However, the equation goes both ways. Sometimes, even the most kind and loving All-Loving Hero can get downright scary when those close to them are in danger. Once you've kicked the hero's loved ones off a cliff, you can expect the hero to do things that he wouldn't even consider otherwise if it means making you pay for what you've done.
- In Code Geass, once Lelouch starts loosening his morals, the people he cares about die (like Shirley), bad things (like genocide) start happening, and he loses his best friend (Suzaku).
- The Dark Knight Rises sees nearly everyone who sides with Bane dead by the end of the film, while the only casualty on Batman's side is the cop who refused to stand against Bane earlier in the film.
- Applies to those around Jimmy in GoodFellas. After the Lufthansa heist, everyone related to said heist to begins to turn up dead. Then, even more people start dying, including his best friend.
- Star Wars
- Reverse case: in Attack of the Clones, Anakin, after having his mother die in his arms, takes out his anger and frustration on the vicious sand people who killed her. He even kills the women and children of the sand people village. This is a sign that Anakin is getting darker in how he does things, though, and paves the way for his fall as a Jedi and rise as a Sith Lord.
- In Revenge of the Sith, Anakin has just killed several children and a Jedi Master. His wife, Padme, refuses to follow him on his path to The Dark Side. He uses The Force to choke her, causing her death. However, due to the force of Plot, she lives long enough to die later from childbirth. This is one case where Karma ricochets back on the evildoer, as Anakin is burned by lava, becoming Darth Vader, which was ordained by the Plot to happen.
- Magneto struggles with this throughout the X-Men Film Series:
- X-Men: First Class opens with Erik Lehnsherr losing his parents in the Holocaust while Charles Xavier gains a foster sister in his comfy estate.

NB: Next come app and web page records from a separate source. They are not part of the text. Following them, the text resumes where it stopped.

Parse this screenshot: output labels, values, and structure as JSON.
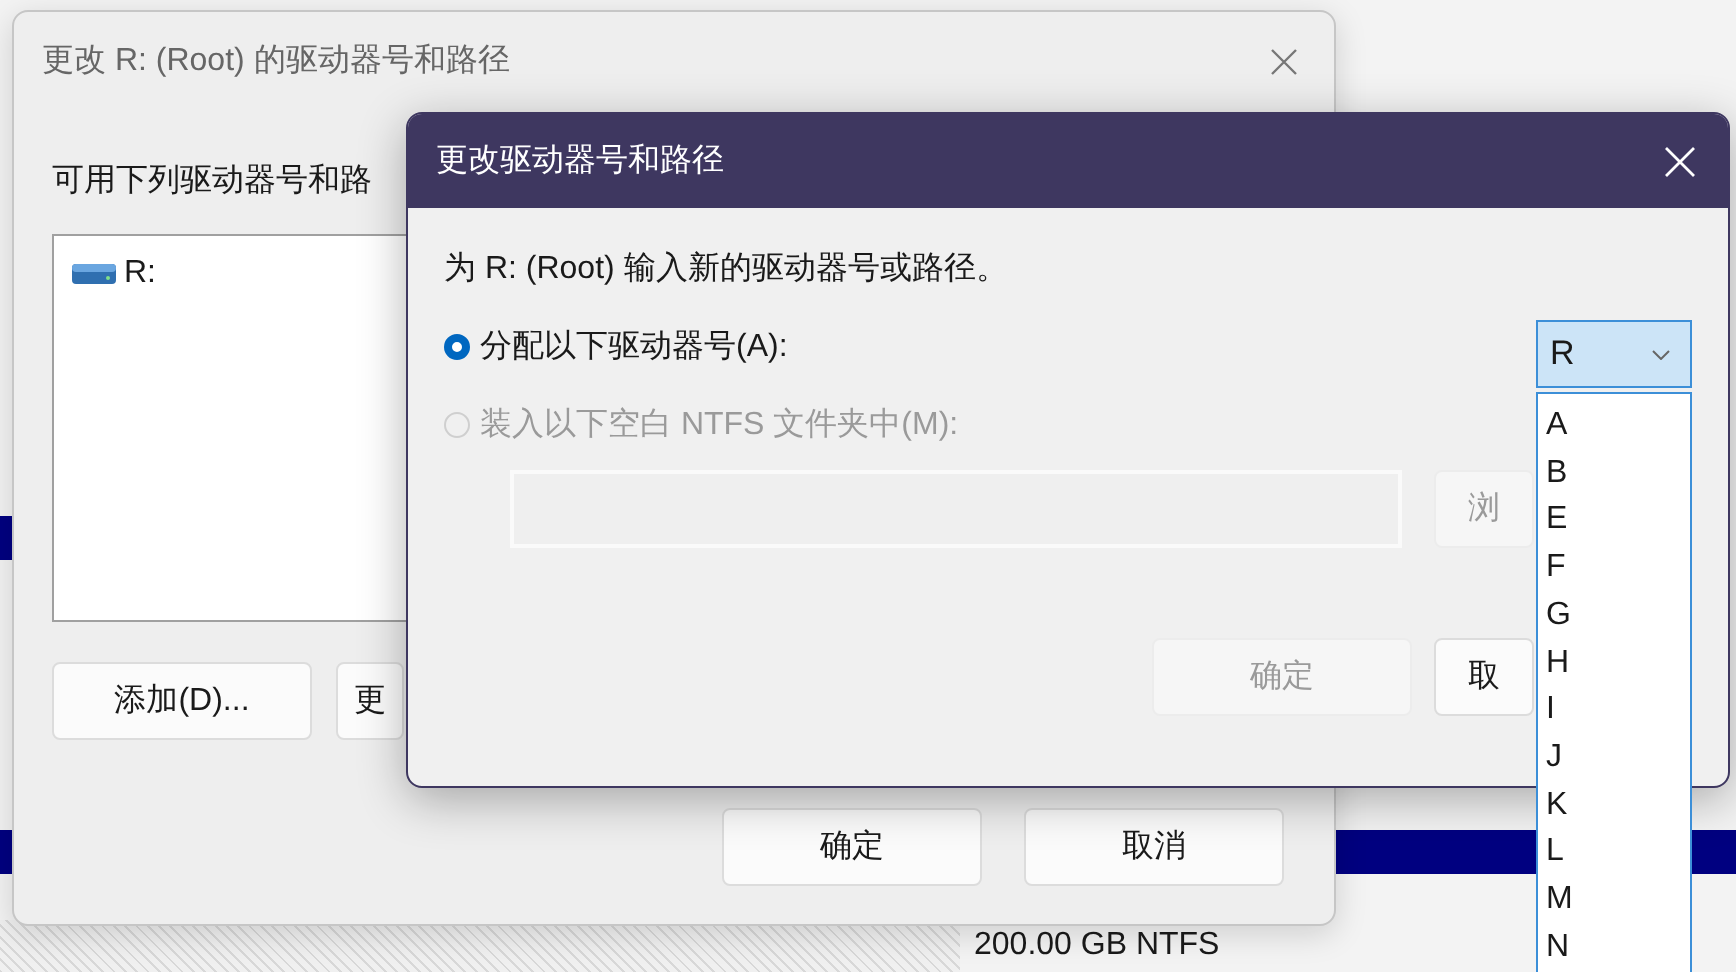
{
  "disk_management": {
    "volume_info": "200.00 GB NTFS"
  },
  "back_window": {
    "title": "更改 R: (Root) 的驱动器号和路径",
    "label": "可用下列驱动器号和路",
    "items": [
      "R:"
    ],
    "buttons": [
      "添加(D)...",
      "更"
    ],
    "footer_buttons": [
      "确定",
      "取消"
    ]
  },
  "dialog": {
    "title": "更改驱动器号和路径",
    "prompt": "为 R: (Root) 输入新的驱动器号或路径。",
    "options": [
      {
        "label": "分配以下驱动器号(A):",
        "selected": true,
        "disabled": false
      },
      {
        "label": "装入以下空白 NTFS 文件夹中(M):",
        "selected": false,
        "disabled": true
      }
    ],
    "path_field": {
      "disabled": true
    },
    "browse_button": {
      "label": "浏",
      "disabled": true
    },
    "buttons": [
      {
        "label": "确定",
        "disabled": true
      },
      {
        "label": "取",
        "disabled": false
      }
    ],
    "drive_letter": {
      "value": "R",
      "options": [
        "A",
        "B",
        "E",
        "F",
        "G",
        "H",
        "I",
        "J",
        "K",
        "L",
        "M",
        "N"
      ]
    }
  }
}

- By X-Men: Days of Future Past, Magneto has lost four members of his Brotherhood to Dr. Bolivar Trask's medical experiments and ends up stuck in jail, while Xavier has lost only one student to Trask and still maintains his mansion.
- Played for Drama in X-Men: Apocalypse, where after Erik's wife and daughter are killed while Professor X teaches at his prosperous school, Lehnsherr screams towards the heavens in agony, asking God why He always seems to take the people he's closest to. The X-Men suffers one casualty.
- Hamilton centers around a pair of two orphans, Alexander Hamilton and Aaron Burr, who start up families around the American Revolution. Burr seeks political power for the sake of it and so his wife is dead halfway through the show while Hamilton's wife is just fine. Meanwhile, thanks to his actions in "Say No To This" and "Hurricane," Hamilton's son is shot and dies in his parents arms.
- Harry Potter and the Cursed Child's two protagonists, Albus and Scorpius, have loving families that support them the whole, but the difference is Albus's father was a good guy while Scorpius's father worked for Voldemort, so while Albus has many siblings and a healthy mother, Scorpius is an only child and his mother dies by Scene Three. The Big Bad also contrasts with them both, being an orphan with no relatives or friends to be comforted by.
- In 8-Bit Theater, Black Mage is very powerful, but not very successful, and fails miserably at trying to kill the other light warriors. When he finally does achieve ultimate power and kills the other light warriors, he accidentally kills White Mage, the only thing in the universe he cares about. When the other light warriors and White Mage are resurrected, Black Mage soon loses his ultimate power.
- In The Order of the Stick: Start of Darkness, Redcloak can't die because it's a prequel, so his brother ends up paying for their evilness instead.